**What you will do**
Where in the data below does the word "University" appear? Copy every line that has it.

(Dataset rows for apps and sites)

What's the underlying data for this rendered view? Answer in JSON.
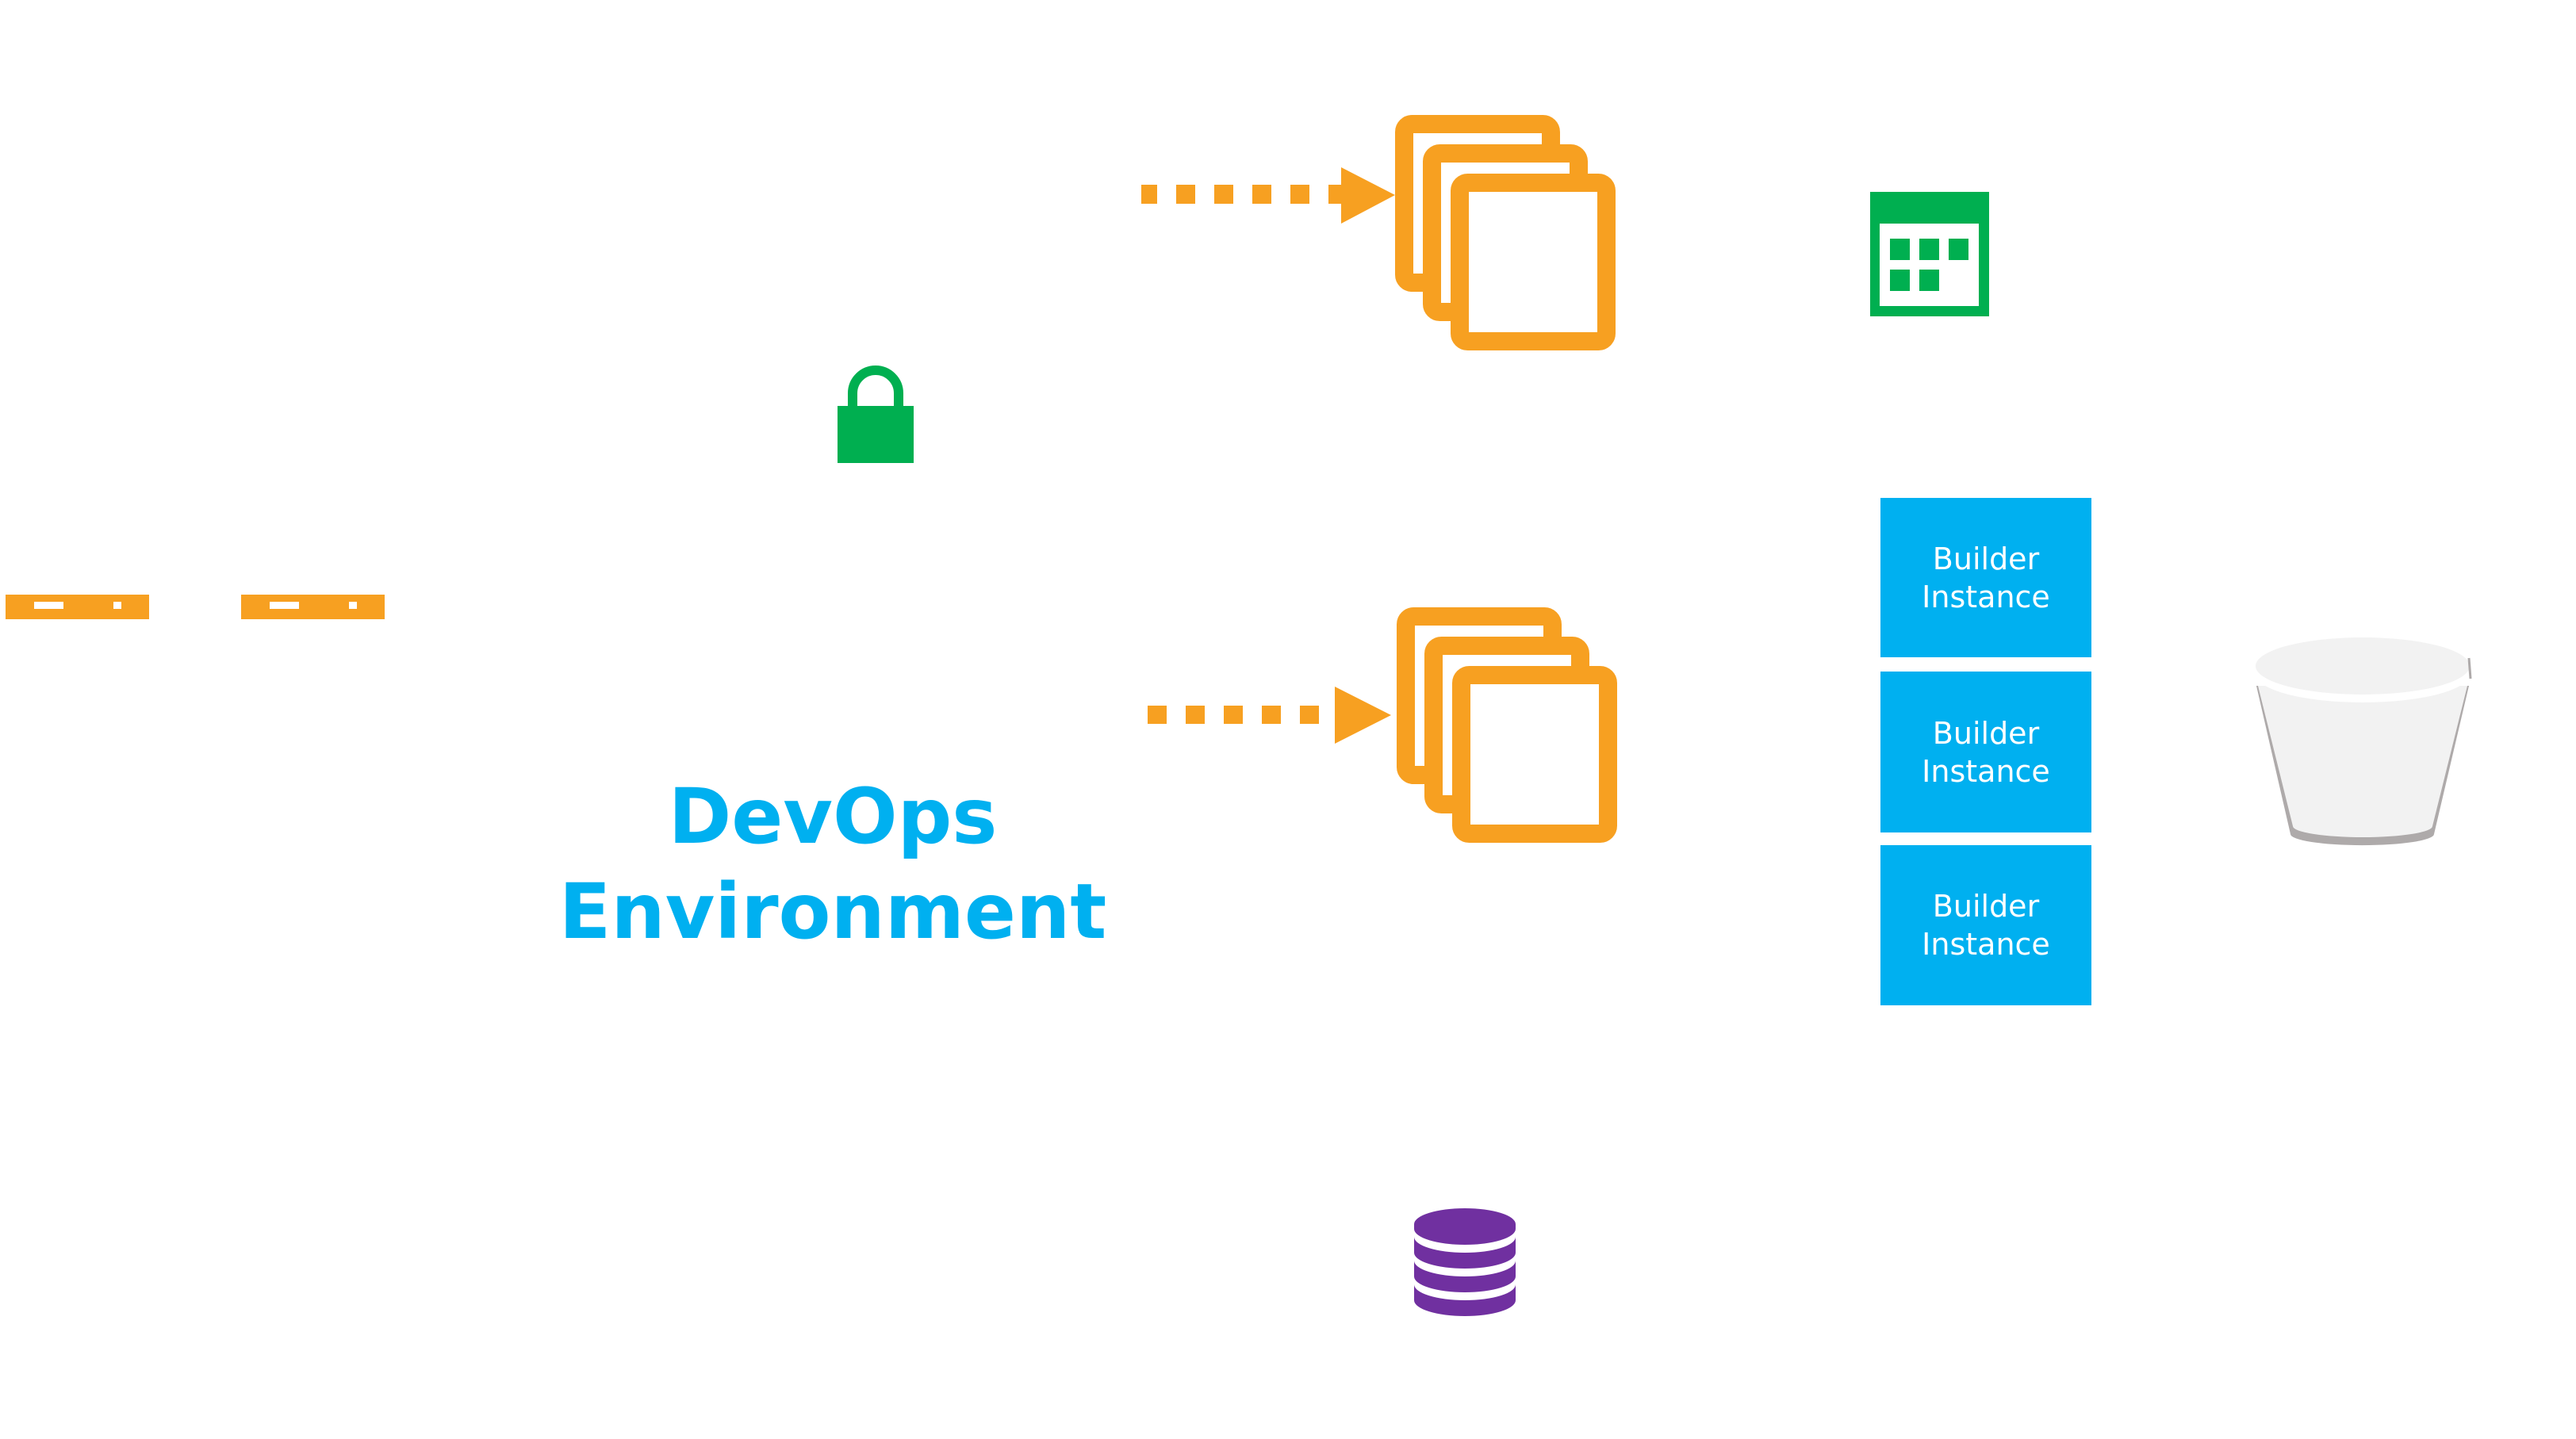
{
  "diagram": {
    "title_line1": "DevOps",
    "title_line2": "Environment",
    "builder_instances": [
      {
        "line1": "Builder",
        "line2": "Instance"
      },
      {
        "line1": "Builder",
        "line2": "Instance"
      },
      {
        "line1": "Builder",
        "line2": "Instance"
      }
    ],
    "icons": {
      "servers": [
        "server-bar-icon",
        "server-bar-icon"
      ],
      "lock": "lock-icon",
      "instance_stacks": [
        "instances-stack-icon",
        "instances-stack-icon"
      ],
      "arrows": [
        "dotted-arrow-icon",
        "dotted-arrow-icon"
      ],
      "calendar": "calendar-icon",
      "bucket": "storage-bucket-icon",
      "database": "database-icon"
    },
    "colors": {
      "orange": "#f7a021",
      "green": "#00af50",
      "blue": "#00b0f0",
      "purple": "#7030a0",
      "bucket_fill": "#f2f2f2",
      "bucket_shadow": "#aeaaaa"
    }
  }
}
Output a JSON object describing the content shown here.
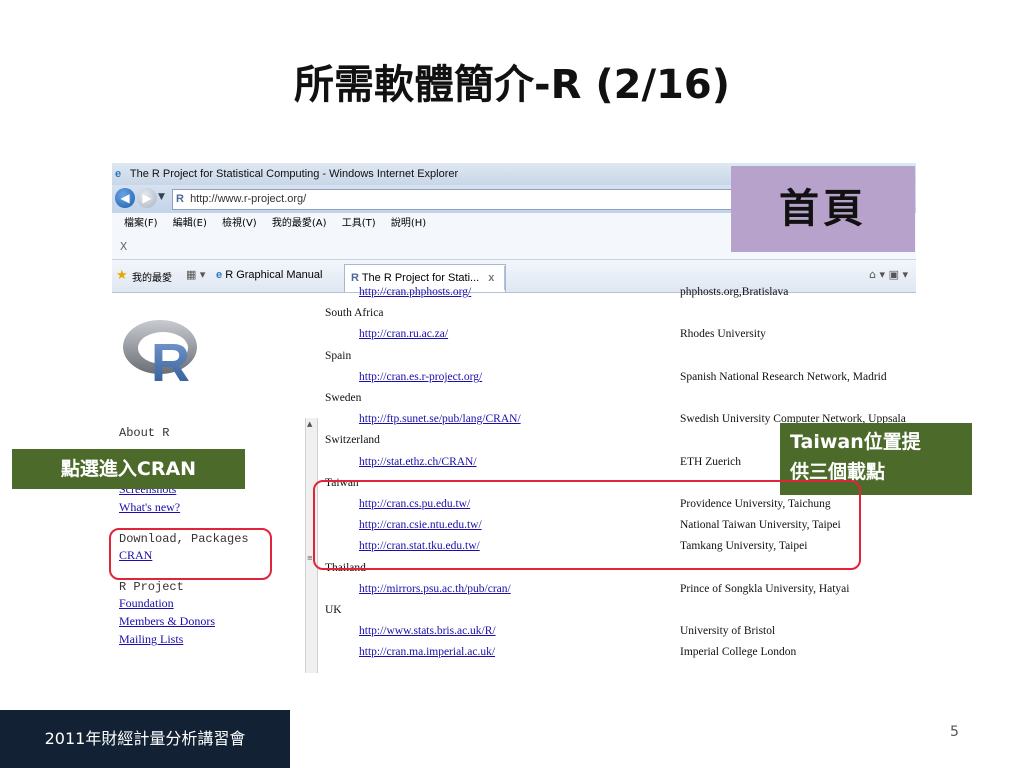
{
  "slide": {
    "title": "所需軟體簡介-R (2/16)",
    "footer": "2011年財經計量分析講習會",
    "page_number": "5"
  },
  "browser": {
    "window_title": "The R Project for Statistical Computing - Windows Internet Explorer",
    "url": "http://www.r-project.org/",
    "menu": [
      "檔案(F)",
      "編輯(E)",
      "檢視(V)",
      "我的最愛(A)",
      "工具(T)",
      "說明(H)"
    ],
    "x_bar": "X",
    "favorites_label": "我的最愛",
    "fav_link": "R Graphical Manual",
    "active_tab": "The R Project for Stati...",
    "tab_close": "x"
  },
  "side_nav": {
    "about_heading": "About R",
    "about_links": [
      "Screenshots",
      "What's new?"
    ],
    "download_heading": "Download, Packages",
    "cran_link": "CRAN",
    "project_heading": "R Project",
    "project_links": [
      "Foundation",
      "Members & Donors",
      "Mailing Lists"
    ]
  },
  "mirrors": [
    {
      "type": "mirror",
      "url": "http://cran.phphosts.org/",
      "host": "phphosts.org,Bratislava"
    },
    {
      "type": "country",
      "name": "South Africa"
    },
    {
      "type": "mirror",
      "url": "http://cran.ru.ac.za/",
      "host": "Rhodes University"
    },
    {
      "type": "country",
      "name": "Spain"
    },
    {
      "type": "mirror",
      "url": "http://cran.es.r-project.org/",
      "host": "Spanish National Research Network, Madrid"
    },
    {
      "type": "country",
      "name": "Sweden"
    },
    {
      "type": "mirror",
      "url": "http://ftp.sunet.se/pub/lang/CRAN/",
      "host": "Swedish University Computer Network, Uppsala"
    },
    {
      "type": "country",
      "name": "Switzerland"
    },
    {
      "type": "mirror",
      "url": "http://stat.ethz.ch/CRAN/",
      "host": "ETH Zuerich"
    },
    {
      "type": "country",
      "name": "Taiwan"
    },
    {
      "type": "mirror",
      "url": "http://cran.cs.pu.edu.tw/",
      "host": "Providence University, Taichung"
    },
    {
      "type": "mirror",
      "url": "http://cran.csie.ntu.edu.tw/",
      "host": "National Taiwan University, Taipei"
    },
    {
      "type": "mirror",
      "url": "http://cran.stat.tku.edu.tw/",
      "host": "Tamkang University, Taipei"
    },
    {
      "type": "country",
      "name": "Thailand"
    },
    {
      "type": "mirror",
      "url": "http://mirrors.psu.ac.th/pub/cran/",
      "host": "Prince of Songkla University, Hatyai"
    },
    {
      "type": "country",
      "name": "UK"
    },
    {
      "type": "mirror",
      "url": "http://www.stats.bris.ac.uk/R/",
      "host": "University of Bristol"
    },
    {
      "type": "mirror",
      "url": "http://cran.ma.imperial.ac.uk/",
      "host": "Imperial College London"
    }
  ],
  "callouts": {
    "home": "首頁",
    "click_cran": "點選進入CRAN",
    "taiwan_line1": "Taiwan位置提",
    "taiwan_line2": "供三個載點"
  },
  "colors": {
    "callout_green": "#4c6b2a",
    "callout_purple": "#b7a2cc",
    "highlight_red": "#e0243a",
    "footer_navy": "#122134"
  }
}
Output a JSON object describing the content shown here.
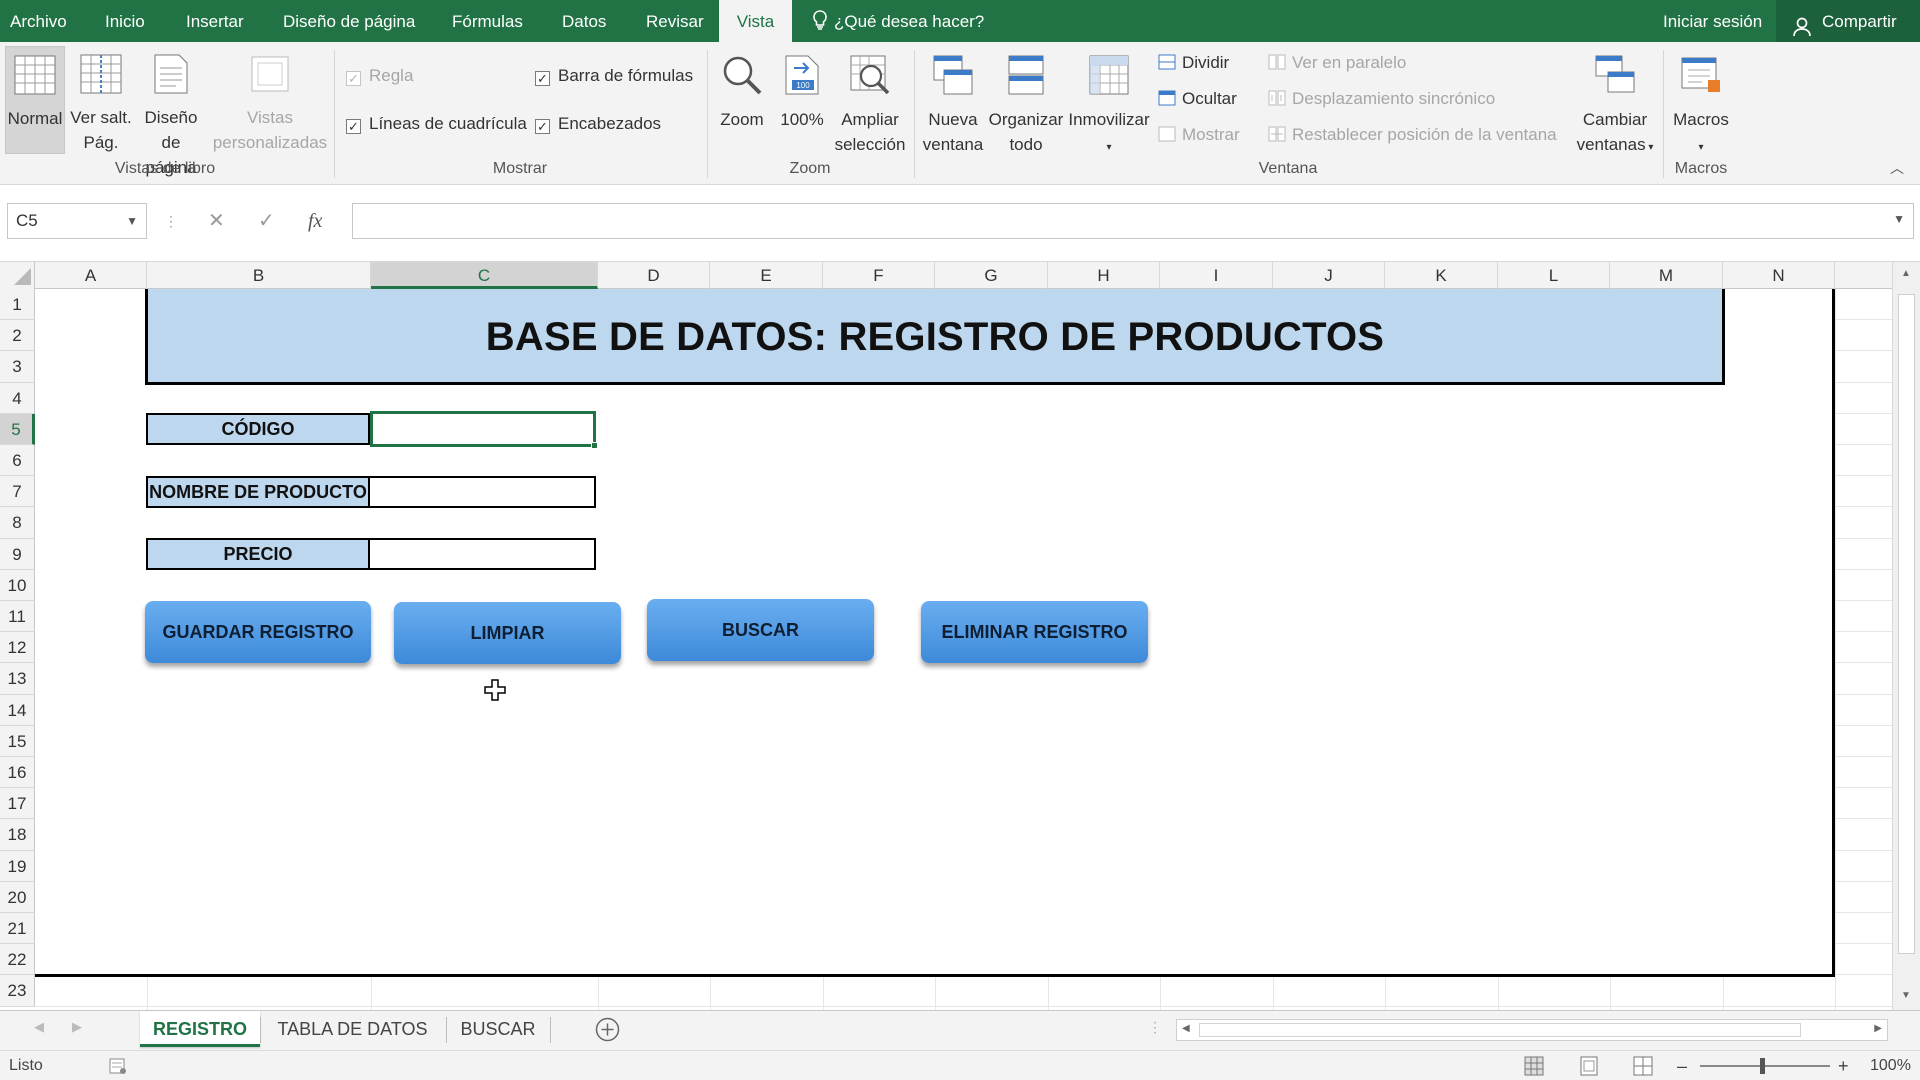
{
  "menubar": {
    "tabs": [
      "Archivo",
      "Inicio",
      "Insertar",
      "Diseño de página",
      "Fórmulas",
      "Datos",
      "Revisar",
      "Vista"
    ],
    "active_tab": "Vista",
    "tell_me": "¿Qué desea hacer?",
    "sign_in": "Iniciar sesión",
    "share": "Compartir",
    "accent_color": "#217346"
  },
  "ribbon": {
    "vistas_libro": {
      "label": "Vistas de libro",
      "normal": "Normal",
      "salto_1": "Ver salt.",
      "salto_2": "Pág.",
      "diseno_1": "Diseño",
      "diseno_2": "de página",
      "vistas_1": "Vistas",
      "vistas_2": "personalizadas"
    },
    "mostrar": {
      "label": "Mostrar",
      "regla": "Regla",
      "barra_formulas": "Barra de fórmulas",
      "lineas": "Líneas de cuadrícula",
      "encabezados": "Encabezados"
    },
    "zoom": {
      "label": "Zoom",
      "zoom": "Zoom",
      "cien": "100%",
      "ampliar_1": "Ampliar",
      "ampliar_2": "selección"
    },
    "ventana": {
      "label": "Ventana",
      "nueva_1": "Nueva",
      "nueva_2": "ventana",
      "organizar_1": "Organizar",
      "organizar_2": "todo",
      "inmovilizar": "Inmovilizar",
      "dividir": "Dividir",
      "ocultar": "Ocultar",
      "mostrar": "Mostrar",
      "paralelo": "Ver en paralelo",
      "desplazamiento": "Desplazamiento sincrónico",
      "restablecer": "Restablecer posición de la ventana",
      "cambiar_1": "Cambiar",
      "cambiar_2": "ventanas"
    },
    "macros": {
      "label": "Macros",
      "macros": "Macros"
    }
  },
  "formula_bar": {
    "name_box": "C5",
    "fx": "fx",
    "value": ""
  },
  "grid": {
    "columns": [
      "A",
      "B",
      "C",
      "D",
      "E",
      "F",
      "G",
      "H",
      "I",
      "J",
      "K",
      "L",
      "M",
      "N"
    ],
    "rows": [
      "1",
      "2",
      "3",
      "4",
      "5",
      "6",
      "7",
      "8",
      "9",
      "10",
      "11",
      "12",
      "13",
      "14",
      "15",
      "16",
      "17",
      "18",
      "19",
      "20",
      "21",
      "22",
      "23"
    ],
    "selected_column": "C",
    "selected_row": "5"
  },
  "form": {
    "title": "BASE DE DATOS: REGISTRO DE PRODUCTOS",
    "codigo_label": "CÓDIGO",
    "nombre_label": "NOMBRE DE PRODUCTO",
    "precio_label": "PRECIO",
    "codigo_value": "",
    "nombre_value": "",
    "precio_value": "",
    "label_color": "#bdd7ee",
    "button_color": "#4a95e0"
  },
  "buttons": {
    "guardar": "GUARDAR REGISTRO",
    "limpiar": "LIMPIAR",
    "buscar": "BUSCAR",
    "eliminar": "ELIMINAR REGISTRO"
  },
  "sheets": {
    "tabs": [
      "REGISTRO",
      "TABLA DE DATOS",
      "BUSCAR"
    ],
    "active": "REGISTRO"
  },
  "statusbar": {
    "status": "Listo",
    "zoom": "100%"
  }
}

**Task response**
      "host": "Rhodes University"
      "host": "Swedish University Computer Network, Uppsala"
      "host": "Providence University, Taichung"
      "host": "National Taiwan University, Taipei"
      "host": "Tamkang University, Taipei"
      "host": "Prince of Songkla University, Hatyai"
      "host": "University of Bristol"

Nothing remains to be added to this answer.